In my senior year, I shared a house on the beach in Woodmont (just outside of New Haven) with Hanon (originally ’72, although he graduated in ’73), David Parrella, Jan Roth, Helen Kivnick (all of us ’72), Jay Warren (originally ’71, graduated in ‘72), Jane Sachs (’73), and Henry Abramovitch (’71, by then in the graduate school studying psychology).  We thought of ourselves as a commune, although we did not have an overarching philosophical or political credo which usually transforms a bunch of housemates into a commune, unless it was a belief in keeping our minds engaged and entertained and our company amusing all the time.  We did share meals and chores communally; we had a weekly meeting to discuss household issues; and every night worked out the logistics of getting all of us into and out of New Haven the next day. Hanon, especially, was constantly devising diversions to keep those quotidian tasks from overtaking our spirits.  

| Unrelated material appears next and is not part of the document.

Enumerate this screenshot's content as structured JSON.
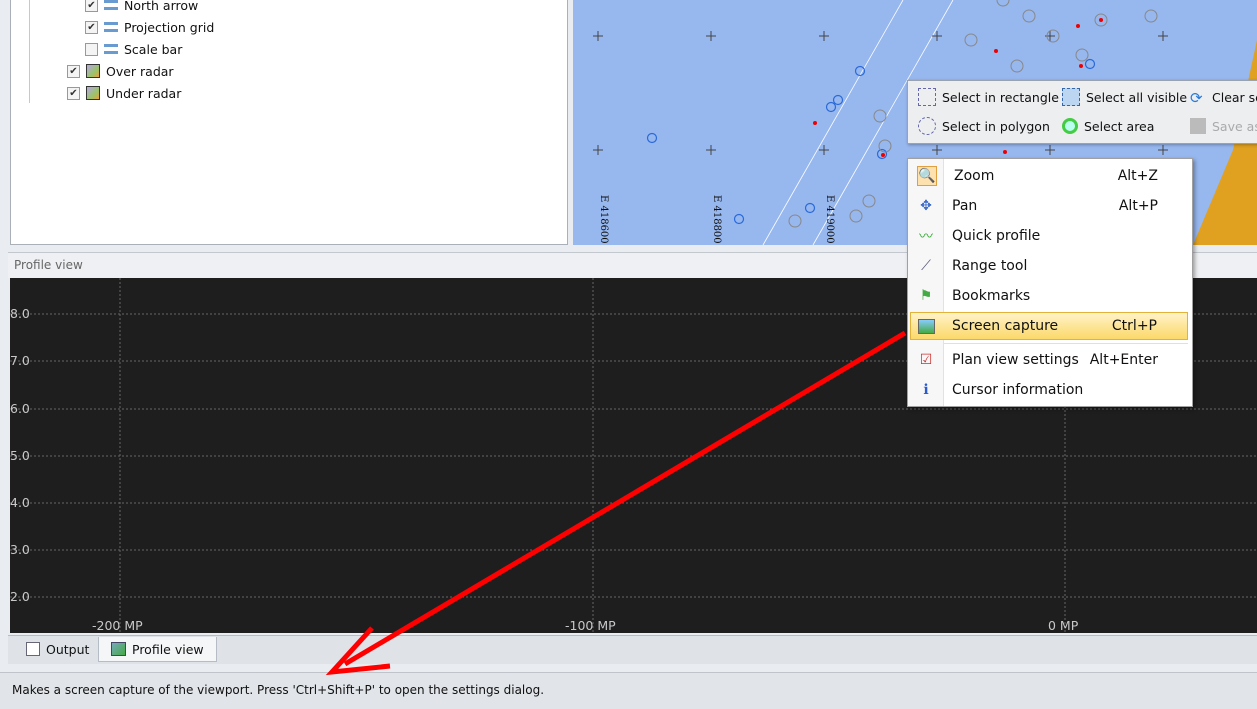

Even before we all lived in that house, a friend might return to her darkened dorm room to find Hanon in the closet, furiously chewing gum along with its metallic paper, curious to see if he could make sparks, accompanied by his unstifle-able giggle.  But given the possibilities of a whole house, he had even more scope for his playful creativity.  One night, he and I stayed awake after everyone else had gone to bed and injected blue food coloring in several eggs and vodka in a grapefruit.  We also tinted orange juice to match perfectly its green plastic pitcher, and made cottage cheese an alarming pink.  Then we made sure to get up early, casually hanging around in the kitchen to observe everyone’s reaction when a fried egg looked like the sun in a blue sky next to a glass of grass-colored juice.  Hanon and I once made a lengthy treasure hunt for the others, writing elaborate clues, using our wonderful many-roomed house as a stage-set for audience-participation.  I can’t remember anymore what the treasure was.  Perhaps it was he.

Leah Greenwald

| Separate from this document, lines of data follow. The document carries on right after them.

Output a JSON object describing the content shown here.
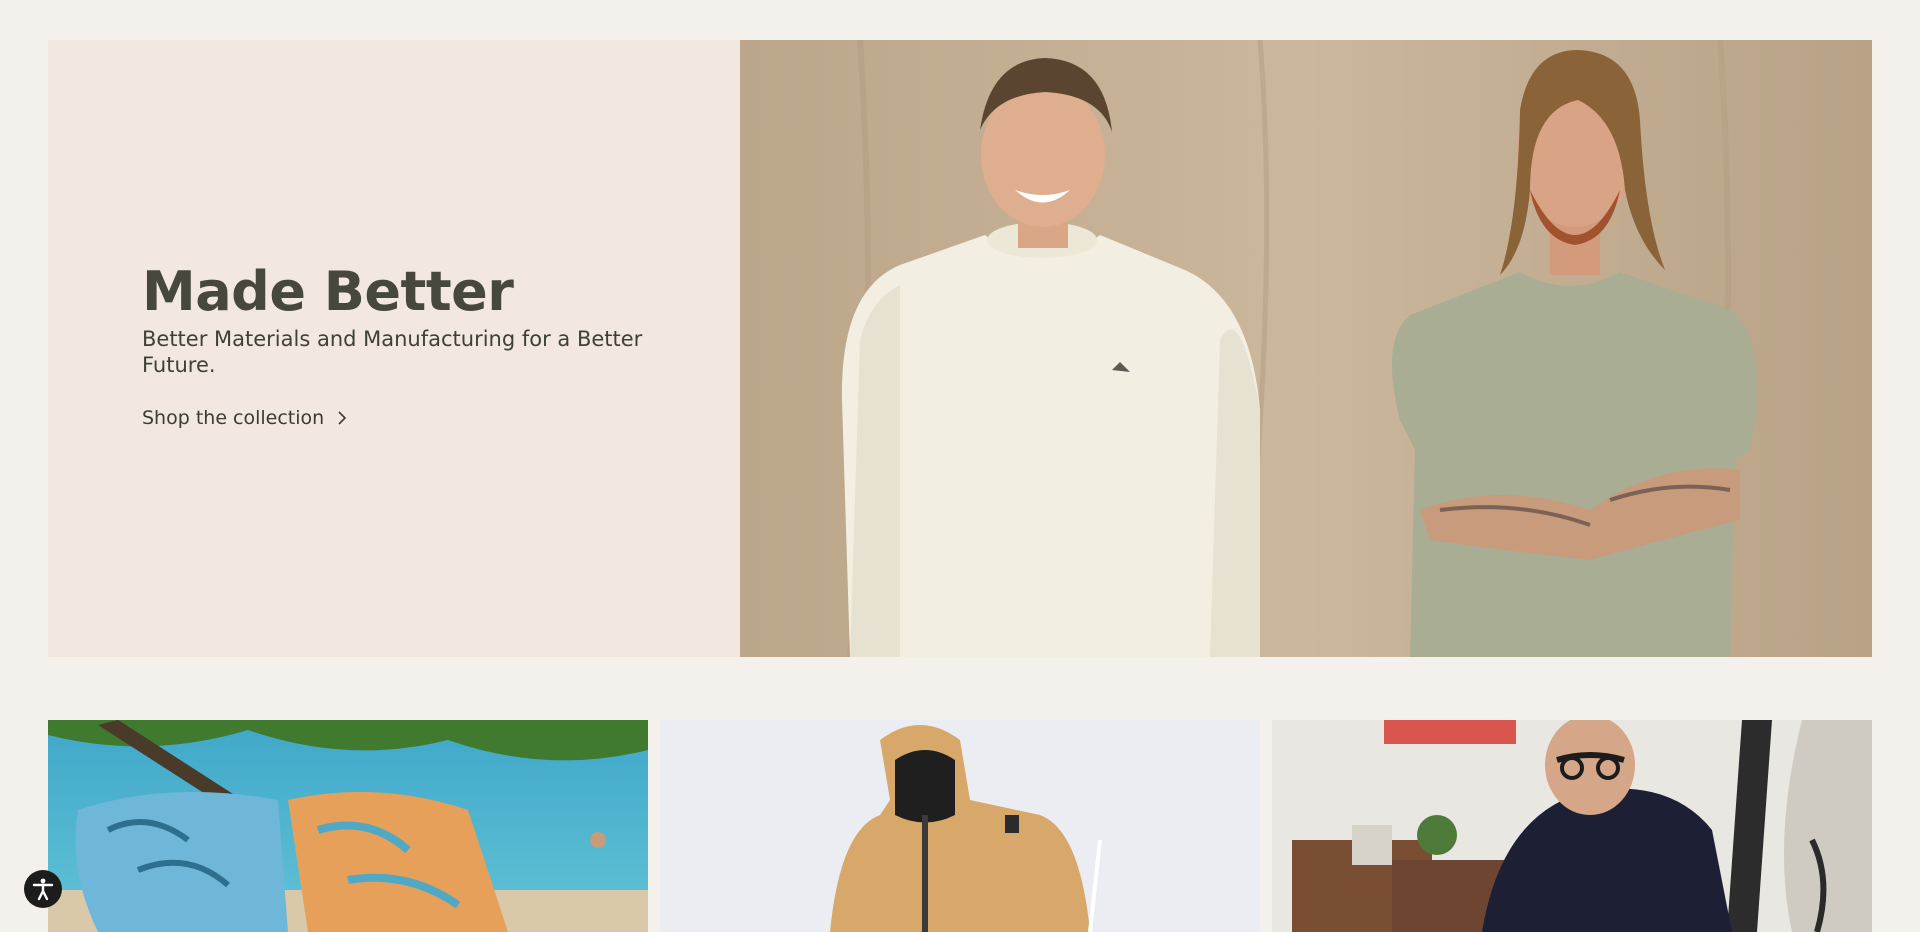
{
  "hero": {
    "title": "Made Better",
    "subtitle": "Better Materials and Manufacturing for a Better Future.",
    "cta_label": "Shop the collection",
    "colors": {
      "panel_background": "#f2e8df",
      "title_color": "#46483e",
      "photo_backdrop": "#bfa98d"
    }
  },
  "hero_photo": {
    "icon": "two-models-photo"
  },
  "tiles": [
    {
      "icon": "boardshorts-beach-photo"
    },
    {
      "icon": "snow-jacket-photo"
    },
    {
      "icon": "surfboard-shaper-photo"
    }
  ],
  "accessibility": {
    "icon": "accessibility-icon"
  }
}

I worked with Hanon for over 35 years in The Living Theatre.  He excelled in the company as actor, director, producer and playwright.  He wrote 12 plays, often employing street theater and audience participation.  He performed in many of the plays, giving countless performances before thousands of people.  I once remember him holding in the palm of his hand an audience of a few hundred highschoolers on a morning in Cagliari, Sardinia.  But he was equally at home on the stages of the capitols of Europe and in New York.  He amazingly kept the Living Theatre going for 22 years after the death of Julian Beck.  And he became a life companion to Judith Malina, whom he married in 1988.  Interestingly enough, he will live on through the texts, diaries, and photo/audio/video records in The Living Theatre Archive, recently acquired by the Beinecke Rare Book Library.  His last project was to start a new space for the company on Clinton St. in New York’s Lower East Side, now presenting his last work, “Eureka”.  

Tom Walker ’70

Share your Comments

You must be logged in to post a comment.